  • Instructors should create touch points throughout the group project where instructors can "check" in on the progress to see how things are progressing and "assess" in some fashion throughout.  This also teaches students how to effectively manage group work in the future.
  • A great strategy to help individual groups and group members take more control and ownership of their work and progress is to assign and rotate the group leader role.  This person, which can and should change throughout the process, can help to keep the group on track and "monitor" overall progress.
  • Research has revealed that student selected groups tend to be more harmonious, so this is something to consider when organizing groups.  
  • Research has also shown that students take their work and specifically their writing more seriously when it is evaluated by  peers rather than teachers.  This offers strong support for group work and the group peer review process on writing projects.
  • While this probably seems obvious, it is something we often forget to really evaluate when creating and facilitating online group projects:  Make sure the project is a Group necessary project.  By verifying that student understanding of the course content and objectives are more effectively met by group collaboration you are creating justification for group work.
Next week I will be focusing on some points raised in terms of group work assessment, so please be watching for that post too.
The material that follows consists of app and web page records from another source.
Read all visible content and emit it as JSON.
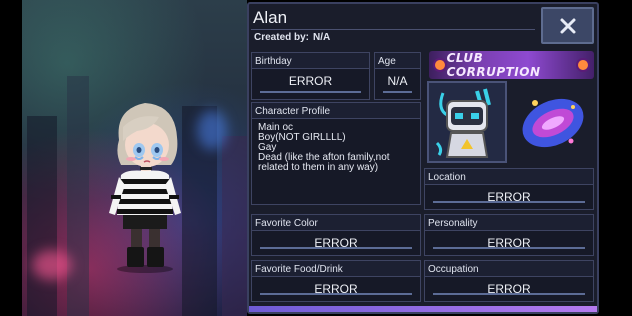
{
  "character": {
    "name": "Alan",
    "created_by_label": "Created by:",
    "created_by_value": "N/A"
  },
  "buttons": {
    "close_label": "X"
  },
  "fields": {
    "birthday": {
      "label": "Birthday",
      "value": "ERROR"
    },
    "age": {
      "label": "Age",
      "value": "N/A"
    },
    "profile": {
      "label": "Character Profile",
      "text": "Main oc\nBoy(NOT GIRLLLL)\nGay\nDead (like the afton family,not related to them in any way)"
    },
    "location": {
      "label": "Location",
      "value": "ERROR"
    },
    "favorite_color": {
      "label": "Favorite Color",
      "value": "ERROR"
    },
    "personality": {
      "label": "Personality",
      "value": "ERROR"
    },
    "favorite_food": {
      "label": "Favorite Food/Drink",
      "value": "ERROR"
    },
    "occupation": {
      "label": "Occupation",
      "value": "ERROR"
    }
  },
  "club": {
    "name": "CLUB CORRUPTION"
  },
  "icons": {
    "close": "close-icon",
    "pet": "robot-pet-icon",
    "item": "portal-ring-icon"
  },
  "colors": {
    "panel_bg": "#1a1d2b",
    "field_border": "#3e4462",
    "accent": "#8e4ad0",
    "close_button": "#3c4766"
  }
}
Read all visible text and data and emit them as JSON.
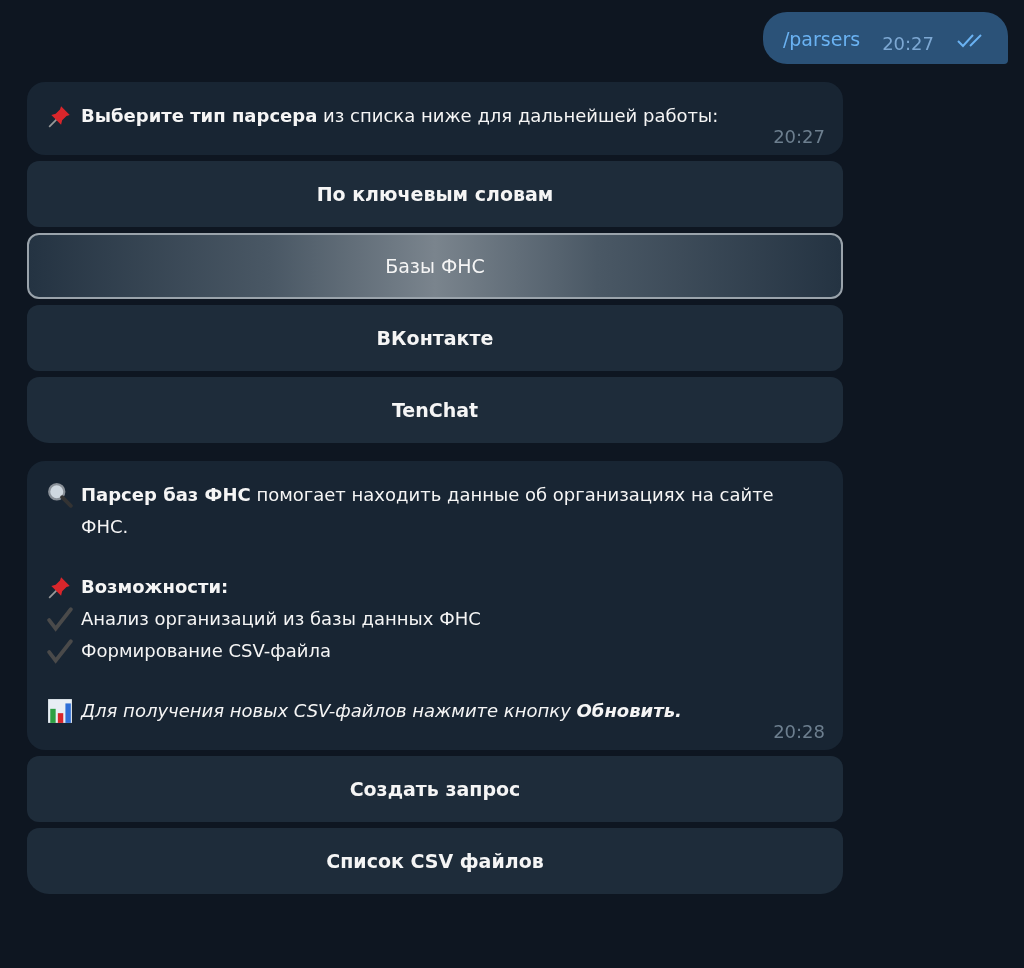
{
  "outgoing": {
    "text": "/parsers",
    "time": "20:27",
    "read": true
  },
  "messages": [
    {
      "paragraphs": [
        [
          {
            "kind": "pin",
            "italic": false,
            "text": "**Выберите тип парсера** из списка ниже для дальнейшей работы:"
          }
        ]
      ],
      "time": "20:27",
      "buttons": [
        {
          "label": "По ключевым словам",
          "selected": false
        },
        {
          "label": "Базы ФНС",
          "selected": true
        },
        {
          "label": "ВКонтакте",
          "selected": false
        },
        {
          "label": "TenChat",
          "selected": false
        }
      ]
    },
    {
      "paragraphs": [
        [
          {
            "kind": "magnifier",
            "italic": false,
            "text": "**Парсер баз ФНС** помогает находить данные об организациях на сайте ФНС."
          }
        ],
        [
          {
            "kind": "pin",
            "italic": false,
            "text": "**Возможности:**"
          },
          {
            "kind": "check",
            "italic": false,
            "text": "Анализ организаций из базы данных ФНС"
          },
          {
            "kind": "check",
            "italic": false,
            "text": "Формирование CSV-файла"
          }
        ],
        [
          {
            "kind": "chart",
            "italic": true,
            "text": "Для получения новых CSV-файлов нажмите кнопку **Обновить.**"
          }
        ]
      ],
      "time": "20:28",
      "buttons": [
        {
          "label": "Создать запрос",
          "selected": false
        },
        {
          "label": "Список CSV файлов",
          "selected": false
        }
      ]
    }
  ]
}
I hope you find these tips useful and I encourage you to implement them into your courses by altering the way you may currently facilitate group projects or by giving group projects a try in the future.

If you have any questions please let me know.
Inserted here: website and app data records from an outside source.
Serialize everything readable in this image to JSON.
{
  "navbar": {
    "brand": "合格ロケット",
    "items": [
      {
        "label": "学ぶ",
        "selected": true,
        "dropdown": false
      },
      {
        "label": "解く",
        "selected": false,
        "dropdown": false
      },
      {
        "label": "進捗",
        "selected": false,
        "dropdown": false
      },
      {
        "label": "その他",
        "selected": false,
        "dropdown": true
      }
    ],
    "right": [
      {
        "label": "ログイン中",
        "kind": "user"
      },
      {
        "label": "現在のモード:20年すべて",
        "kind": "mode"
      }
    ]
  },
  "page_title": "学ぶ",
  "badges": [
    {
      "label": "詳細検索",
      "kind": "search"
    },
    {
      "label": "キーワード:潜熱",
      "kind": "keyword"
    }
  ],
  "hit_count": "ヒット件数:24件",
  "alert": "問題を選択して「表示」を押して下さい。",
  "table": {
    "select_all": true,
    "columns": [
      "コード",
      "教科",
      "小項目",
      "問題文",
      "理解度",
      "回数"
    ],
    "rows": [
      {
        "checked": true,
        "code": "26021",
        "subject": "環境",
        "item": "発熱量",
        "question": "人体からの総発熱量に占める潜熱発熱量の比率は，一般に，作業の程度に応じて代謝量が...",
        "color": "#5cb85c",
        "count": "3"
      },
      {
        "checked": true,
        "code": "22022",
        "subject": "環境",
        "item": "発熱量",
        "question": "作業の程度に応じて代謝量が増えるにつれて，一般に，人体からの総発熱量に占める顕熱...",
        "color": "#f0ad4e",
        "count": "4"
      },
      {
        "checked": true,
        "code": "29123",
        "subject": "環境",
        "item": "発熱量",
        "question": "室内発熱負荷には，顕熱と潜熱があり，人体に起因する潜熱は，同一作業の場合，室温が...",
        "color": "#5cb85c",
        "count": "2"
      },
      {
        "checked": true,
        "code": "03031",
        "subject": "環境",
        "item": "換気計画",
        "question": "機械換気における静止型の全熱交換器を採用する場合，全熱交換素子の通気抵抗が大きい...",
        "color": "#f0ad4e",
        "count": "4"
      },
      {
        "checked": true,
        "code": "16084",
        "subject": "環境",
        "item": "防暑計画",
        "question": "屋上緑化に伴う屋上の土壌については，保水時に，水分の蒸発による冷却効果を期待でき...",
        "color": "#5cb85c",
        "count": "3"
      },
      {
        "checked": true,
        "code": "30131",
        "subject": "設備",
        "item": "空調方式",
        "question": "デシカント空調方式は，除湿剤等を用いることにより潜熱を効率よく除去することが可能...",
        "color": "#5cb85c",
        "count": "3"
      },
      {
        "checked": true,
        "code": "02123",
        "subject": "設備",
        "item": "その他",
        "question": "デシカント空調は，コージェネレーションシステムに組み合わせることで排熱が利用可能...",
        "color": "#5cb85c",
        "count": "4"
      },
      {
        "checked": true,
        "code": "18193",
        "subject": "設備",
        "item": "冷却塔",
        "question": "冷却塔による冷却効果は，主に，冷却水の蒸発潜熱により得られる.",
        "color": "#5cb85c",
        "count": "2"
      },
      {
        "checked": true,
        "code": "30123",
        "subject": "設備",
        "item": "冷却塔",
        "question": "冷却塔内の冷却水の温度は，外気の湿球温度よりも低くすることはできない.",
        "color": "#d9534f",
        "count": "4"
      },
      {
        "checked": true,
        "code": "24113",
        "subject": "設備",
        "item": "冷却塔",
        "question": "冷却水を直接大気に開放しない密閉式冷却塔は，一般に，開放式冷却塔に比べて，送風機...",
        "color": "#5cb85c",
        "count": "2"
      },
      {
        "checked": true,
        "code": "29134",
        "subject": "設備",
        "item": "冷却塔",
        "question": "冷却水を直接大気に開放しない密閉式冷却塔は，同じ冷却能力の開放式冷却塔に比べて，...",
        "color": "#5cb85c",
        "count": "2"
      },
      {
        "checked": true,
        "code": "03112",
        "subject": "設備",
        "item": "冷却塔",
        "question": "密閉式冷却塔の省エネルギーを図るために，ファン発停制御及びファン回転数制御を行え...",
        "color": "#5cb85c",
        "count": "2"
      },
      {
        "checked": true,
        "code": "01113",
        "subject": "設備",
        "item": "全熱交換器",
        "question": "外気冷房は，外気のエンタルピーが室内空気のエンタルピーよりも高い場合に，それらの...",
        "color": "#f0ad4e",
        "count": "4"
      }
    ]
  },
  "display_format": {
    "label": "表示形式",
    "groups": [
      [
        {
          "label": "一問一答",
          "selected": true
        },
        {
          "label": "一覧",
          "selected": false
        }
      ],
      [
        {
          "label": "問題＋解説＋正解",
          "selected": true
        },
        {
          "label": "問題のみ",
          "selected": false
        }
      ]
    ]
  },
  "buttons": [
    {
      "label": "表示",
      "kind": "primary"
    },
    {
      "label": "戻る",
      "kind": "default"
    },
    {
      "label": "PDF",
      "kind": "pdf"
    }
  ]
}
Heather Thomton-Stockman
Online Instructional Specialist

Tuesday, November 8, 2011

November 8, 2011

Good Morning Online Instructors,

I'm posting this week's blog a bit early as the focus this week is offering tips on the Grade Center as you finish up grading of Unit 5 material and prepare to submit midterm grades.  I've shared these tips before, but in case you are new or would like a refresher, I wanted to share these again.

Click here to access a tutorial on how to set the grade center total column to display students' running total percentages and letter grade.

Also, as you are working on individual assignment grading, please don't forget that you can download grade center columns into an Excel document to be able to enter all student scores and feedback on one document to then upload back into the grade center quickly and easily.  Click on this tutorial to walk you through this process.

Finally, you can also download all assignment submissions for a particular column, making downloading of assignment documents more efficient.  Click here to access a quick tutorial on how to download all submitted assignments at once. 

If you have any questions on any of these tricks or processes please let me know.

Have a great rest of the week!

Heather Thomton-Stockman
Online Instructional Specialist

Thursday, November 3, 2011

November 3, 2011

Good Afternoon Online Instructors,

A couple of weeks ago I shared with you an excellent YouTube on proper APA paper formatting.  I have heard from several of you that you really liked the video and have already shared it with your students, which is great.

As a result, I wanted to share the YouTube video with you again in case you missed it the first time.  And more importantly, I wanted to share with you the fact that a quiz has now been created around this YouTube video that can also be placed into your courses to help students with APA formatting even more.

If you are interested in having this APA YouTube video and video quiz placed into one or more of your courses, please let your ADOF, Kristen O'Connell, Kelly Schmidt, or myself know and we will be sure to work with you to make that happen.

Thanks and have a great week!
Heather Thomton-Stockman
Online Instructional Specialist